Velez and DelValle saw benefits, too.
“I think reading in front of the college students was important,” said DelValle. “It makes us more courageous and confident to say it in front of people you barely know.”
Both students felt that the afternoon on campus, which included a tour and a meal in the Worcester Dining Commons, was time well-spent.
“I was planning to go to this school anyway,” said DelValle. Velez laughed and said that she and DeValle intended to do everything together, including attending UMass Amherst.
“This school has it all,” she said.
The poems and public service announcements were written by students Michael Dones, Tiffany LaPointe, Amanda Luther, Tarea Tart, Juan Sanchez, Gian Perez, Jamal Douglas, Shandaliz Santa, Justin Morgan, Kacey Miles, Marquise Godfrey Moran, William Robles, Jr., Christina Leung, Robert Parent, Carlos Arroyo, Abyancca Curtis, Joseph McKee, Akien Martin, Sadiyyah Muhammad, Annielu Arroyo, DaQuan Jones, Shariah Garcia, Jose Garcia, Lincoln Edwards, Shamiyah Allen, Justin Diaz, Will Rivera, Selena Toro Brown, Roberto Felix, Patrick McDonald, Raven Durant, Eddie Alicea, Nighee Eddington, Andrea Candalario, Joi Mock, Sarah Mercado, Keseniya Kovalenko, Tyasha Johnson-Wimberly, Roberto Felix, Andrea Candalario, Arycelis Torres, Edlian Velez, Ahjenay Santana, LaQuasha King, Cody Thompson, Kyler Messinger, and as previously noted, Martinez, Velez, DelValle and Johnson.
Teachers from Duggan Middle School who worked on the project and coached the students during the performances in Furcolo Hall were Sara Tourscher (M.Ed. 2008), Jason Walas (M.Ed. 2007) and Bouley. Tourcher was a member of the College of Education’s Bridges to the Future pathway. Walas and Bouley were in the 180 Days in Springfield pathway. Duggan Middle School’s English Language Arts teacher, Anne Kelleher, also assisted with the program and the performances.

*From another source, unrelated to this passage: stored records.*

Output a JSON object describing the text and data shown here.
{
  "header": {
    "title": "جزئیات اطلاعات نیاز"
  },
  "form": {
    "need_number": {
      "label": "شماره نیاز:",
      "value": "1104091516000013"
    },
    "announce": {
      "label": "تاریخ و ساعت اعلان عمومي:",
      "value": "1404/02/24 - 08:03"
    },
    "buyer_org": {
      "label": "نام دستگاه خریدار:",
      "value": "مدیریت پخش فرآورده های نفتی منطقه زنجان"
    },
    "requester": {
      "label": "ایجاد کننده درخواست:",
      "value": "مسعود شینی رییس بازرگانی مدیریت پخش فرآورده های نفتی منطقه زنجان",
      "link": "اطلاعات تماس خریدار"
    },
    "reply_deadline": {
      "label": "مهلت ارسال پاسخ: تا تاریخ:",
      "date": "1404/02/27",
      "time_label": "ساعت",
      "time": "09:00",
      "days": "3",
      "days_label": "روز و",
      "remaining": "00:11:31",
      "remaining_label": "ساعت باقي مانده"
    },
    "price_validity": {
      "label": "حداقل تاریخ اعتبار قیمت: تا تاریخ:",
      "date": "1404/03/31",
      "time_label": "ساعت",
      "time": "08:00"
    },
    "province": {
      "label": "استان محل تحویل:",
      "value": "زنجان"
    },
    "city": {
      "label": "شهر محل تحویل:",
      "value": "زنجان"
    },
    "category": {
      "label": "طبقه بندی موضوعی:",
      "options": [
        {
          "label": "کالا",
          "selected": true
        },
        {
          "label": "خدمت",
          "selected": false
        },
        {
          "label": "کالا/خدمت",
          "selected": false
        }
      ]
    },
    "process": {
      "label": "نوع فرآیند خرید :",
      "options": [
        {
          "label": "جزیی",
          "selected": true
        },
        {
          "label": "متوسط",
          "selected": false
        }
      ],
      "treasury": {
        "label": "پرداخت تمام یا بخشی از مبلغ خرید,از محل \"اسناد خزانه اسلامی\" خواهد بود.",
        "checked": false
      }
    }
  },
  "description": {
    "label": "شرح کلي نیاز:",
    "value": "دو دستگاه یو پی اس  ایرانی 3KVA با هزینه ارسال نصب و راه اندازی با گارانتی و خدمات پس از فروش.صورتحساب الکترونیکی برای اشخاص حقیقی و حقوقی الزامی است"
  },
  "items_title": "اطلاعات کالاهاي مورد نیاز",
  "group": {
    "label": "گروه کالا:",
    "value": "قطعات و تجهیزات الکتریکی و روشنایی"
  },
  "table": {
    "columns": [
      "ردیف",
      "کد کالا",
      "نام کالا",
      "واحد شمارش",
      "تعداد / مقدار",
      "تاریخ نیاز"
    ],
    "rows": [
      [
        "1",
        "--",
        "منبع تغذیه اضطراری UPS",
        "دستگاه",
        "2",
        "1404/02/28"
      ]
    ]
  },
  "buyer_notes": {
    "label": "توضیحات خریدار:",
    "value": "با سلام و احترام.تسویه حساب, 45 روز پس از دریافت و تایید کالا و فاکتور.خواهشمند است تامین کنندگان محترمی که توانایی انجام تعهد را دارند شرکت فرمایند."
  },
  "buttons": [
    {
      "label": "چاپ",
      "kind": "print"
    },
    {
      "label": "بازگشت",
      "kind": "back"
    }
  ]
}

For more than 20 years, the College of Education’s TEAMS project has placed undergraduate and graduate students from College of Education courses in tutoring situations in Springfield schools. The project aims to improve school performance among K-12 students and increase knowledge of teaching as a career among college tutors.